With $f : \mathbb{R}^n \rightarrow \mathbb{R}$ given by \begin{equation} f(x) = x^T A x, \end{equation} our target is the gradient of $f$. Let $x \in \mathbb{R}^n$ be fixed and let $h \in \mathbb{R}^n$ be any vector and consider $\phi : \mathbb{R} \rightarrow \mathbb{R}^n$ given by \begin{equation} \phi(t) = f(x + th). \end{equation} Then \begin{multline} \phi(t) = (x+th)^TA(x+th) = x^TAx + x^TAth + th^TAx + th^TAth \\ = \phi(0) + t x^T Ah + t x^T A^T h + t^2 h^T A h = \phi(0) + t x^T(A + A^T)h + t^2 h^T A h, \end{multline} which implies \begin{equation} \frac{\phi(t) - \phi(0)}{t - 0} = x^T (A + A^T) h + t h^T Ah \rightarrow x^T (A + A^T)h, \quad t \rightarrow 0, \quad t \not = 0. \end{equation} By definition, this shows that $f$ is differentiable at $x$ and the gradient at $x$ is the linear map given by \begin{equation} \nabla_x f(h) = x^T(A+A^T) h. \end{equation} It is worth stressing that \begin{equation} h^T A x = h^T (Ax) = (Ax)^T h = (x^T A) h = x^T Ah, \end{equation} as this transformation plays a critical role in the argument.

| cite | improve this answer | |
$\endgroup$
1
$\begingroup$

There is a problem in your last equality. $Ax$ is a column vector, and $x^T A$ is a row vector. So your summation there doesn't make sense. I think the issue comes from the derivative $\frac{d}{dt} x^T$. Check this bit again and I think once you find the right derivative your answer will drop out.

| cite | improve this answer | |
$\endgroup$
  • $\begingroup$ Hello, I managed to solve it using the product rule that states $ D[ f(x)^Tg(x)] = g(x)^Tf^{'}(x) + f(x)^Tg^{'}(x) $ but why is the transpose included ? I thought the product rule should be $ D[ f(x)g(x)] = g(x)f^{'}(x) + f(x)g^{'}(x) $ ? www4.ncsu.edu/~pfackler/MatCalc.pdf $\endgroup$ – RuiQi May 20 '16 at 9:06
  • $\begingroup$ The problem is that you are differentiating vector valued functions. Unfortunately expressions such as "$g(x) f'(x)$" don't even make sense unless you mean the dot product of the two vectors. But unfortunately (as far as I am aware) there is no such rule. $\endgroup$ – Josh R May 20 '16 at 9:14

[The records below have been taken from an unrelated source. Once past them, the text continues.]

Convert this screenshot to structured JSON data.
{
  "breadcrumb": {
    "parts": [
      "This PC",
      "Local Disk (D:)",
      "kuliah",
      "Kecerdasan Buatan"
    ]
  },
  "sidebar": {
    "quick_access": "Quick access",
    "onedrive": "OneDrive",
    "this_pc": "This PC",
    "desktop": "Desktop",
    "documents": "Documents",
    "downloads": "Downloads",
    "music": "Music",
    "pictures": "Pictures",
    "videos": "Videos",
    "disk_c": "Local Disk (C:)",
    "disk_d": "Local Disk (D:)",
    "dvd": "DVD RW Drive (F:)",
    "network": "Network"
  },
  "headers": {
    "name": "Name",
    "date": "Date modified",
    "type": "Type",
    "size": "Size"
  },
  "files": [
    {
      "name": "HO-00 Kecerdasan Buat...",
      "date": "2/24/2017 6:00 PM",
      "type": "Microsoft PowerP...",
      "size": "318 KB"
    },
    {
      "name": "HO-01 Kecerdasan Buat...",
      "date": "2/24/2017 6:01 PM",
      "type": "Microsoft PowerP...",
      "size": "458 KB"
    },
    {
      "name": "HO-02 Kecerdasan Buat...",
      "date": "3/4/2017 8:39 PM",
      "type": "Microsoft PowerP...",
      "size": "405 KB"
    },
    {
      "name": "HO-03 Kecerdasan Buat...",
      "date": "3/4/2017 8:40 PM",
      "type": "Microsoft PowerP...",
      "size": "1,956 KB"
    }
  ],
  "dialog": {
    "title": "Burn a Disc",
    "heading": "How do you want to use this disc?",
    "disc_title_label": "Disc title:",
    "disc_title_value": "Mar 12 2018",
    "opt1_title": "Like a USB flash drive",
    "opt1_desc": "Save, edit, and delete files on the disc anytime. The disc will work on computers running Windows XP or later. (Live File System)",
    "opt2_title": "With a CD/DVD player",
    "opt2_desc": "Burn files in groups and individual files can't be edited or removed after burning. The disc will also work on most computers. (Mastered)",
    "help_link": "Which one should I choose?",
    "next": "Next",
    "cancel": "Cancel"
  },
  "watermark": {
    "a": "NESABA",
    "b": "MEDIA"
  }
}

Your Answer

By clicking “Post Your Answer”, you agree to our terms of service, privacy policy and cookie policy

Not the answer you're looking for? Browse other questions tagged or ask your own question.